The new European law will cover agricultural and food products traded in the food supply chain, banning for the first time up to 16 unfair trading practices imposed unilaterally by one trading partner on another. Other practices will only be permitted if subject to a clear and unambiguous upfront agreement between the parties involved.

The agreement reached will apply to anyone involved in the food supply chain with a turnover of €350 million with differentiated levels of protection provided below that threshold. The new rules will cover retailers, food processors, wholesalers, cooperatives or producers' organisations, or a single producer who would be engaging in any of the unfair trade practices identified.

The unfair trading practices to be banned include: late payments for perishable food products; last minute order cancellations; unilateral or retroactive changes to contracts; forcing the supplier to pay for wasted products and refusing written contracts.

Other practices will only be permitted if subject to a clear and unambiguous upfront agreement between the parties: a buyer returning unsold food products to a supplier; a buyer charging a supplier payment to secure or maintain a supply agreement on food products; a supplier paying for a buyer's promotion, advertising or marketing campaign.

An important element of the directive is that Member States can introduce a higher scope above €350 million in their national legislation or take further measures, should they so wish. The agreement also includes a review clause set at 4 years, which means that the provisions of the legislative text will have to be evaluated and possibly reviewed during the course of the next parliamentary mandate.

Member States will designate authorities in charge of enforcing the new rules, including the ability to impose fines and initiate investigations based on complaints. Confidentiality can be requested by parties filing a complaint, to address concerns about possible retaliation. The Commission will set up a coordination mechanism between enforcement authorities to enable the exchange of best practice.
THE EUROPEAN COMMITTEE OF THE REGIONS

- welcomes the Commission's initiative of establishing European legislation designed to combat unfair trading practices

- believes that this proposal provides a good foundation but that it is necessary to go further to protect farmers more effectively

- considers it necessary to include in this proposal for a directive a prohibition in principle of unfair trading practices

- considers it necessary to broaden the scope of the proposal to cover all products and all operators

- considers it necessary to extend the list of prohibited unfair practices to include resale at a loss, and to punish purchases below production costs

- believes that this directive will not be enough to improve the situation of farmers unless the overall framework in which they operate is changed

- considers that, alongside this directive, it will also be necessary to make contractualisation attractive for producers, to introduce additional measures on price transparency, to tackle over-concentration of the distribution, agri-food and agri-supply sectors, and to develop fairer international trade relations in agriculture

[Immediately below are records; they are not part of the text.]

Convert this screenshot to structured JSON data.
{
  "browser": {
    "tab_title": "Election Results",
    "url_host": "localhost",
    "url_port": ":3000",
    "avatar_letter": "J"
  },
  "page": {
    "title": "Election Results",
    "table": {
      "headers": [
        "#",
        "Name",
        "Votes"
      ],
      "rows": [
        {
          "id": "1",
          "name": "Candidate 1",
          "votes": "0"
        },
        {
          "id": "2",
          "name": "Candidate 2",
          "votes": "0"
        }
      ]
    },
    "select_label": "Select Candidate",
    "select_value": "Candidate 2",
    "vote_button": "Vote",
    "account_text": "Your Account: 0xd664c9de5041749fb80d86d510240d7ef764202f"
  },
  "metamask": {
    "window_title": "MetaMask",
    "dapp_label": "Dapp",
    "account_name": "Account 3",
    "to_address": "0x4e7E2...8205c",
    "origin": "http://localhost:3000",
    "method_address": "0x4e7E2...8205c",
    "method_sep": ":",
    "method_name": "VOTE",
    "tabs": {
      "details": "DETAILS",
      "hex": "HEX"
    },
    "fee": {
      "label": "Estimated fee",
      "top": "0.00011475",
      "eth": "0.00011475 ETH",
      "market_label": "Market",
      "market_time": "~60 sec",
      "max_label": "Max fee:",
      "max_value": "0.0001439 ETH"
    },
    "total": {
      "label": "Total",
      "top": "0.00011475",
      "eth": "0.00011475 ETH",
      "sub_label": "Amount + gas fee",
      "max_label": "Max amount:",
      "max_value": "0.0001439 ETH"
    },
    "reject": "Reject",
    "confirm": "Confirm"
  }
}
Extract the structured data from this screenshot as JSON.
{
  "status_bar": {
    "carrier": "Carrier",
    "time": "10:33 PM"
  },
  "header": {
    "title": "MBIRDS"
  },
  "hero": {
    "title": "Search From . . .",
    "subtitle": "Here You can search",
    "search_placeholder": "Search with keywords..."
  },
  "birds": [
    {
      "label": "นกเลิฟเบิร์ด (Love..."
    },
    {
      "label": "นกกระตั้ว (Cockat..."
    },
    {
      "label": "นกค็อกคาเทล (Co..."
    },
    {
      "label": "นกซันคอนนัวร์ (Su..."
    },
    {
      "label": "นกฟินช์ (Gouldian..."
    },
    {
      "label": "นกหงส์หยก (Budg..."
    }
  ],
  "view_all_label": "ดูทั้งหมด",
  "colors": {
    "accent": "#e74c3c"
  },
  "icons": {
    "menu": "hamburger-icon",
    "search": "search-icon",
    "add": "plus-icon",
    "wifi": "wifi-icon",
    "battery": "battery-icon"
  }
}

Importance

High
Medium
Low
 

EU Agricultural Outlook conference

The EU Agricultural Outlook conference has now become the key annual gathering of European stakeholders willing to engage and discuss the future of agriculture in Europe and the challenges which lie ahead.

The fourth edition of the conference will be opened by Agriculture and Rural Development Commissioner, Phil Hogan.

Discussion on day one will involve high level panellists and will focus on digitisation and innovation in the farming sector but also on Africa.

The second day will focus on the outlook for EU agricultural markets (crops, biofuels, meat and dairy), presenting the latest report produced with the support of the Joint Research Centre (JRC). The outlook and the changes to be expected will be debated by a panel of experts.

Participants will include EU institutions, governments and international organisations, those involved in the food supply chain, market experts, academics, think tanks and civil society.

Mr Jacques Blanc, rapporteur of the opinion "Unfair trading practices in the food supply chain" will be participating.

 
06 Dec